◆ TASK OBJECTIVE ◆
Which lines of the material hold the word "Containerd"? Copy each one.
[DATASET ENTRIES — start]
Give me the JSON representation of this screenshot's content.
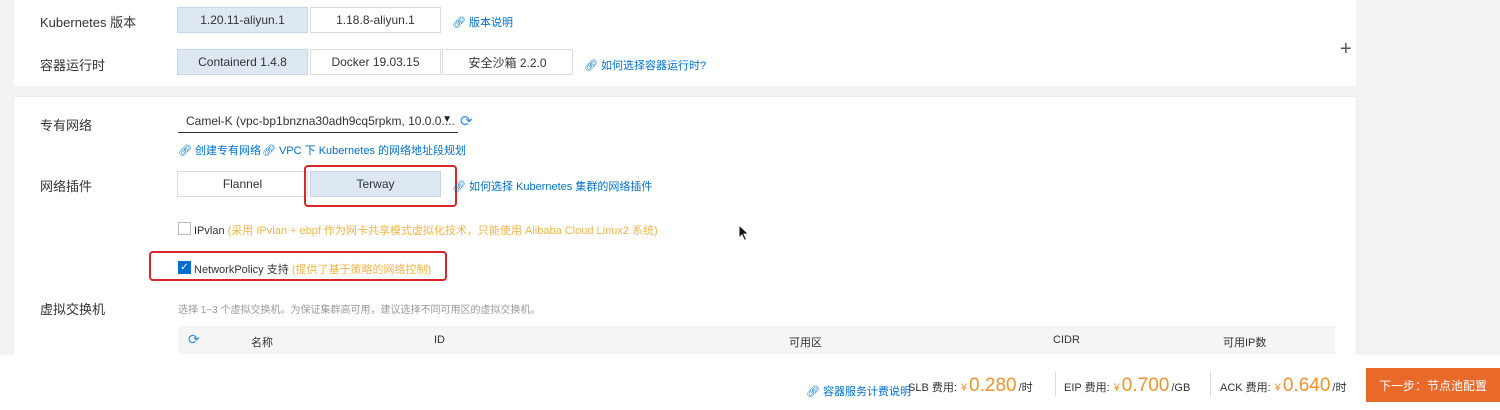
{
  "k8s": {
    "label": "Kubernetes 版本",
    "options": [
      "1.20.11-aliyun.1",
      "1.18.8-aliyun.1"
    ],
    "selected": "1.20.11-aliyun.1",
    "link": "版本说明"
  },
  "runtime": {
    "label": "容器运行时",
    "options": [
      "Containerd 1.4.8",
      "Docker 19.03.15",
      "安全沙箱 2.2.0"
    ],
    "selected": "Containerd 1.4.8",
    "link": "如何选择容器运行时?"
  },
  "vpc": {
    "label": "专有网络",
    "value": "Camel-K (vpc-bp1bnzna30adh9cq5rpkm, 10.0.0....",
    "link_create": "创建专有网络",
    "link_plan": "VPC 下 Kubernetes 的网络地址段规划"
  },
  "plugin": {
    "label": "网络插件",
    "options": [
      "Flannel",
      "Terway"
    ],
    "selected": "Terway",
    "link": "如何选择 Kubernetes 集群的网络插件"
  },
  "ipvlan": {
    "label": "IPvlan",
    "hint": "(采用 IPvlan + ebpf 作为网卡共享模式虚拟化技术，只能使用 Alibaba Cloud Linux2 系统)",
    "checked": false
  },
  "netpolicy": {
    "label": "NetworkPolicy 支持",
    "hint": "(提供了基于策略的网络控制)",
    "checked": true
  },
  "vswitch": {
    "label": "虚拟交换机",
    "desc": "选择 1~3 个虚拟交换机。为保证集群高可用，建议选择不同可用区的虚拟交换机。",
    "columns": [
      "名称",
      "ID",
      "可用区",
      "CIDR",
      "可用IP数"
    ]
  },
  "footer": {
    "pricing_link": "容器服务计费说明",
    "slb_label": "SLB 费用:",
    "slb_price": "0.280",
    "slb_unit": "/时",
    "eip_label": "EIP 费用:",
    "eip_price": "0.700",
    "eip_unit": "/GB",
    "ack_label": "ACK 费用:",
    "ack_price": "0.640",
    "ack_unit": "/时",
    "currency": "¥",
    "next_button": "下一步：节点池配置"
  },
  "colors": {
    "accent": "#0070cc",
    "selected_bg": "#dde8f3",
    "highlight_red": "#d9252b",
    "price_orange": "#f0932d",
    "next_button": "#e8692a"
  }
}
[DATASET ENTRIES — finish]
◆ SOLUTION TO THE PROBLEM ◆
      "Containerd 1.4.8",
    "selected": "Containerd 1.4.8",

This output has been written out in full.